**Requirement**:
Please print the data again exactly as given.

*** The data

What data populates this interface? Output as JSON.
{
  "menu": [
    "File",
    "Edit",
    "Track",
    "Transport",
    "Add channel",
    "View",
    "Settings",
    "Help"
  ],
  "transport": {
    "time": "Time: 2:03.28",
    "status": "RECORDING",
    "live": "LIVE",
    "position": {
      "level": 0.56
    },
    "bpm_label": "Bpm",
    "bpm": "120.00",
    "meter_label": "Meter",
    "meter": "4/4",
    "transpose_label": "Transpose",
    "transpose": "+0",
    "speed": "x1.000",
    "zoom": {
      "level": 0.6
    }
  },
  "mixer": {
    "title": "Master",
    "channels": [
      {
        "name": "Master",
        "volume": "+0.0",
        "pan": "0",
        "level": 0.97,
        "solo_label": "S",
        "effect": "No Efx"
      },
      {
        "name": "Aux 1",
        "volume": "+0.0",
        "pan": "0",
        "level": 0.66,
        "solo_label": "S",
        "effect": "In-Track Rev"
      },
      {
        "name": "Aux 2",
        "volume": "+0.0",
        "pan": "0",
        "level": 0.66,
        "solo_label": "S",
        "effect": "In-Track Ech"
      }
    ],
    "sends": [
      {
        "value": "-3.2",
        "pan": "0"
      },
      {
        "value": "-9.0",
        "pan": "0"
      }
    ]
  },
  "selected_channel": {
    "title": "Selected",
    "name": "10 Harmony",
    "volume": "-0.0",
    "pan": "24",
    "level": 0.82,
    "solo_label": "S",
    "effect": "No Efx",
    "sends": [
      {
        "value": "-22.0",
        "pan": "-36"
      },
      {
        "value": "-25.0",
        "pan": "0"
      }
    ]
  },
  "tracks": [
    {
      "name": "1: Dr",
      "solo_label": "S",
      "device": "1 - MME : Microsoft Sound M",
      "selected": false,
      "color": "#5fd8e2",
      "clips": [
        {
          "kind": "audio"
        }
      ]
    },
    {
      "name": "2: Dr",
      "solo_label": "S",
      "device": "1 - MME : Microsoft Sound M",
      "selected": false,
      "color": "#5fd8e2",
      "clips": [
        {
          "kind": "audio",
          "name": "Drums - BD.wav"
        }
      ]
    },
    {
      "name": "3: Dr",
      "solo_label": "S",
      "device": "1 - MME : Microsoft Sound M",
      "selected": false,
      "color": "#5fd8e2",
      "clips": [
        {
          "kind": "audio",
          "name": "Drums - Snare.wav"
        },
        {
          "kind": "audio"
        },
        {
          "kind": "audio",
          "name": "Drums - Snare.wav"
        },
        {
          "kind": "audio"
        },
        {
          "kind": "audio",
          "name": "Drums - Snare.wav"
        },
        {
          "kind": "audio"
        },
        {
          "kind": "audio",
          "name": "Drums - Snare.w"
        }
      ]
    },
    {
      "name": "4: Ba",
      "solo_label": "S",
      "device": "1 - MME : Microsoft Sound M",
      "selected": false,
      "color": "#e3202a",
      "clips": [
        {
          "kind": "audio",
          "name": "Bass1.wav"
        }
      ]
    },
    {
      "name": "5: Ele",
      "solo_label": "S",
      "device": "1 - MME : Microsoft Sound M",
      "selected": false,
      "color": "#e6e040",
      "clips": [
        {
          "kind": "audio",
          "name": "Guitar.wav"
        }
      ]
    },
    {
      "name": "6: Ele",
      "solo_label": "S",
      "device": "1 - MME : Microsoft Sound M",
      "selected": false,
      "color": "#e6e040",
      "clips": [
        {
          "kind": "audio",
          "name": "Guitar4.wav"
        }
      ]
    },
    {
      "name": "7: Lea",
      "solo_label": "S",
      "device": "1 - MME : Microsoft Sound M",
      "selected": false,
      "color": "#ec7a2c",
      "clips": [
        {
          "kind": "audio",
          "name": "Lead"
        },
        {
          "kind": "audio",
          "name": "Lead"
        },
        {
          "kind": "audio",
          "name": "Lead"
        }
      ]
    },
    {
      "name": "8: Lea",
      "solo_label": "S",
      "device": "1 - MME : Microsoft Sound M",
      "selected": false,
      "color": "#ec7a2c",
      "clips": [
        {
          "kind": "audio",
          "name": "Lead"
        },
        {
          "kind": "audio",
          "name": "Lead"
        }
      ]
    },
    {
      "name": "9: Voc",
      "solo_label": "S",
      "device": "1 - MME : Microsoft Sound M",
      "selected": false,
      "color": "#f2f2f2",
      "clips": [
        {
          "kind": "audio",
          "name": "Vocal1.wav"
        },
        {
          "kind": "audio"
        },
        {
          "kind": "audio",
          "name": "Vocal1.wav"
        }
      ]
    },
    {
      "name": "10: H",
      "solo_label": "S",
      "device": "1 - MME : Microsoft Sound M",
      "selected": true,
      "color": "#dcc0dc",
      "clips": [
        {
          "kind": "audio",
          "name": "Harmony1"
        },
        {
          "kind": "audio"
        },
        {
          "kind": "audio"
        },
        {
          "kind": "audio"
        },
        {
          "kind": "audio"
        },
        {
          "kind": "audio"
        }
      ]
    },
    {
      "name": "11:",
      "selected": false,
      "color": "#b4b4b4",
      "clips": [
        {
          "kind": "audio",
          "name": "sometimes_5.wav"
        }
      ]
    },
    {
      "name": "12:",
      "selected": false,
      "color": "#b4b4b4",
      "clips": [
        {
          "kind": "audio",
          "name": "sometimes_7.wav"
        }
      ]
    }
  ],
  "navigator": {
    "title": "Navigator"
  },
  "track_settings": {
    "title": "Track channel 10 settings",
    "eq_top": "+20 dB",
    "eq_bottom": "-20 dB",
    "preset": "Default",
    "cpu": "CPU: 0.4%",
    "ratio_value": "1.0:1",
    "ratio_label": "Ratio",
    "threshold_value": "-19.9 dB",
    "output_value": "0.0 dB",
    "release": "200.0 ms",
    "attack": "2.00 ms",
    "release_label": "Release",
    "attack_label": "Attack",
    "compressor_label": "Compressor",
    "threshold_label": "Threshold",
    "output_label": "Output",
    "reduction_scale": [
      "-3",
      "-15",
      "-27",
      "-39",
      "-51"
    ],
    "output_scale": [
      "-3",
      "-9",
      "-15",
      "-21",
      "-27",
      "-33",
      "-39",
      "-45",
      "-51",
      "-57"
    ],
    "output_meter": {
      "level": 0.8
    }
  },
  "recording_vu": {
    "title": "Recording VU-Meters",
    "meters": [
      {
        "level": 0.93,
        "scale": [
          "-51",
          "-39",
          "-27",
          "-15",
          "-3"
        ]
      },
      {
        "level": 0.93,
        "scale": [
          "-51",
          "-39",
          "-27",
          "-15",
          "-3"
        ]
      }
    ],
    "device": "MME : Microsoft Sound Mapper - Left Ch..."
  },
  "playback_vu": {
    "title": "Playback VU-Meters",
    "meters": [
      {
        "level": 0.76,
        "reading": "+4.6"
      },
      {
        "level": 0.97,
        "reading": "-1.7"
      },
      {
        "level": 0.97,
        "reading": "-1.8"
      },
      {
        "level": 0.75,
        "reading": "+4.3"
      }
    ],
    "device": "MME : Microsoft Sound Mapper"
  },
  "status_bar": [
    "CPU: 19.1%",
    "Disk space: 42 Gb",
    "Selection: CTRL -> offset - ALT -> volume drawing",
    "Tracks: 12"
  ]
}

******

**Solution below**:
What data populates this interface? Output as JSON.
{
  "menu": [
    "File",
    "Edit",
    "Track",
    "Transport",
    "Add channel",
    "View",
    "Settings",
    "Help"
  ],
  "transport": {
    "time": "Time: 2:03.28",
    "status": "RECORDING",
    "live": "LIVE",
    "position": {
      "level": 0.56
    },
    "bpm_label": "Bpm",
    "bpm": "120.00",
    "meter_label": "Meter",
    "meter": "4/4",
    "transpose_label": "Transpose",
    "transpose": "+0",
    "speed": "x1.000",
    "zoom": {
      "level": 0.6
    }
  },
  "mixer": {
    "title": "Master",
    "channels": [
      {
        "name": "Master",
        "volume": "+0.0",
        "pan": "0",
        "level": 0.97,
        "solo_label": "S",
        "effect": "No Efx"
      },
      {
        "name": "Aux 1",
        "volume": "+0.0",
        "pan": "0",
        "level": 0.66,
        "solo_label": "S",
        "effect": "In-Track Rev"
      },
      {
        "name": "Aux 2",
        "volume": "+0.0",
        "pan": "0",
        "level": 0.66,
        "solo_label": "S",
        "effect": "In-Track Ech"
      }
    ],
    "sends": [
      {
        "value": "-3.2",
        "pan": "0"
      },
      {
        "value": "-9.0",
        "pan": "0"
      }
    ]
  },
  "selected_channel": {
    "title": "Selected",
    "name": "10 Harmony",
    "volume": "-0.0",
    "pan": "24",
    "level": 0.82,
    "solo_label": "S",
    "effect": "No Efx",
    "sends": [
      {
        "value": "-22.0",
        "pan": "-36"
      },
      {
        "value": "-25.0",
        "pan": "0"
      }
    ]
  },
  "tracks": [
    {
      "name": "1: Dr",
      "solo_label": "S",
      "device": "1 - MME : Microsoft Sound M",
      "selected": false,
      "color": "#5fd8e2",
      "clips": [
        {
          "kind": "audio"
        }
      ]
    },
    {
      "name": "2: Dr",
      "solo_label": "S",
      "device": "1 - MME : Microsoft Sound M",
      "selected": false,
      "color": "#5fd8e2",
      "clips": [
        {
          "kind": "audio",
          "name": "Drums - BD.wav"
        }
      ]
    },
    {
      "name": "3: Dr",
      "solo_label": "S",
      "device": "1 - MME : Microsoft Sound M",
      "selected": false,
      "color": "#5fd8e2",
      "clips": [
        {
          "kind": "audio",
          "name": "Drums - Snare.wav"
        },
        {
          "kind": "audio"
        },
        {
          "kind": "audio",
          "name": "Drums - Snare.wav"
        },
        {
          "kind": "audio"
        },
        {
          "kind": "audio",
          "name": "Drums - Snare.wav"
        },
        {
          "kind": "audio"
        },
        {
          "kind": "audio",
          "name": "Drums - Snare.w"
        }
      ]
    },
    {
      "name": "4: Ba",
      "solo_label": "S",
      "device": "1 - MME : Microsoft Sound M",
      "selected": false,
      "color": "#e3202a",
      "clips": [
        {
          "kind": "audio",
          "name": "Bass1.wav"
        }
      ]
    },
    {
      "name": "5: Ele",
      "solo_label": "S",
      "device": "1 - MME : Microsoft Sound M",
      "selected": false,
      "color": "#e6e040",
      "clips": [
        {
          "kind": "audio",
          "name": "Guitar.wav"
        }
      ]
    },
    {
      "name": "6: Ele",
      "solo_label": "S",
      "device": "1 - MME : Microsoft Sound M",
      "selected": false,
      "color": "#e6e040",
      "clips": [
        {
          "kind": "audio",
          "name": "Guitar4.wav"
        }
      ]
    },
    {
      "name": "7: Lea",
      "solo_label": "S",
      "device": "1 - MME : Microsoft Sound M",
      "selected": false,
      "color": "#ec7a2c",
      "clips": [
        {
          "kind": "audio",
          "name": "Lead"
        },
        {
          "kind": "audio",
          "name": "Lead"
        },
        {
          "kind": "audio",
          "name": "Lead"
        }
      ]
    },
    {
      "name": "8: Lea",
      "solo_label": "S",
      "device": "1 - MME : Microsoft Sound M",
      "selected": false,
      "color": "#ec7a2c",
      "clips": [
        {
          "kind": "audio",
          "name": "Lead"
        },
        {
          "kind": "audio",
          "name": "Lead"
        }
      ]
    },
    {
      "name": "9: Voc",
      "solo_label": "S",
      "device": "1 - MME : Microsoft Sound M",
      "selected": false,
      "color": "#f2f2f2",
      "clips": [
        {
          "kind": "audio",
          "name": "Vocal1.wav"
        },
        {
          "kind": "audio"
        },
        {
          "kind": "audio",
          "name": "Vocal1.wav"
        }
      ]
    },
    {
      "name": "10: H",
      "solo_label": "S",
      "device": "1 - MME : Microsoft Sound M",
      "selected": true,
      "color": "#dcc0dc",
      "clips": [
        {
          "kind": "audio",
          "name": "Harmony1"
        },
        {
          "kind": "audio"
        },
        {
          "kind": "audio"
        },
        {
          "kind": "audio"
        },
        {
          "kind": "audio"
        },
        {
          "kind": "audio"
        }
      ]
    },
    {
      "name": "11:",
      "selected": false,
      "color": "#b4b4b4",
      "clips": [
        {
          "kind": "audio",
          "name": "sometimes_5.wav"
        }
      ]
    },
    {
      "name": "12:",
      "selected": false,
      "color": "#b4b4b4",
      "clips": [
        {
          "kind": "audio",
          "name": "sometimes_7.wav"
        }
      ]
    }
  ],
  "navigator": {
    "title": "Navigator"
  },
  "track_settings": {
    "title": "Track channel 10 settings",
    "eq_top": "+20 dB",
    "eq_bottom": "-20 dB",
    "preset": "Default",
    "cpu": "CPU: 0.4%",
    "ratio_value": "1.0:1",
    "ratio_label": "Ratio",
    "threshold_value": "-19.9 dB",
    "output_value": "0.0 dB",
    "release": "200.0 ms",
    "attack": "2.00 ms",
    "release_label": "Release",
    "attack_label": "Attack",
    "compressor_label": "Compressor",
    "threshold_label": "Threshold",
    "output_label": "Output",
    "reduction_scale": [
      "-3",
      "-15",
      "-27",
      "-39",
      "-51"
    ],
    "output_scale": [
      "-3",
      "-9",
      "-15",
      "-21",
      "-27",
      "-33",
      "-39",
      "-45",
      "-51",
      "-57"
    ],
    "output_meter": {
      "level": 0.8
    }
  },
  "recording_vu": {
    "title": "Recording VU-Meters",
    "meters": [
      {
        "level": 0.93,
        "scale": [
          "-51",
          "-39",
          "-27",
          "-15",
          "-3"
        ]
      },
      {
        "level": 0.93,
        "scale": [
          "-51",
          "-39",
          "-27",
          "-15",
          "-3"
        ]
      }
    ],
    "device": "MME : Microsoft Sound Mapper - Left Ch..."
  },
  "playback_vu": {
    "title": "Playback VU-Meters",
    "meters": [
      {
        "level": 0.76,
        "reading": "+4.6"
      },
      {
        "level": 0.97,
        "reading": "-1.7"
      },
      {
        "level": 0.97,
        "reading": "-1.8"
      },
      {
        "level": 0.75,
        "reading": "+4.3"
      }
    ],
    "device": "MME : Microsoft Sound Mapper"
  },
  "status_bar": [
    "CPU: 19.1%",
    "Disk space: 42 Gb",
    "Selection: CTRL -> offset - ALT -> volume drawing",
    "Tracks: 12"
  ]
}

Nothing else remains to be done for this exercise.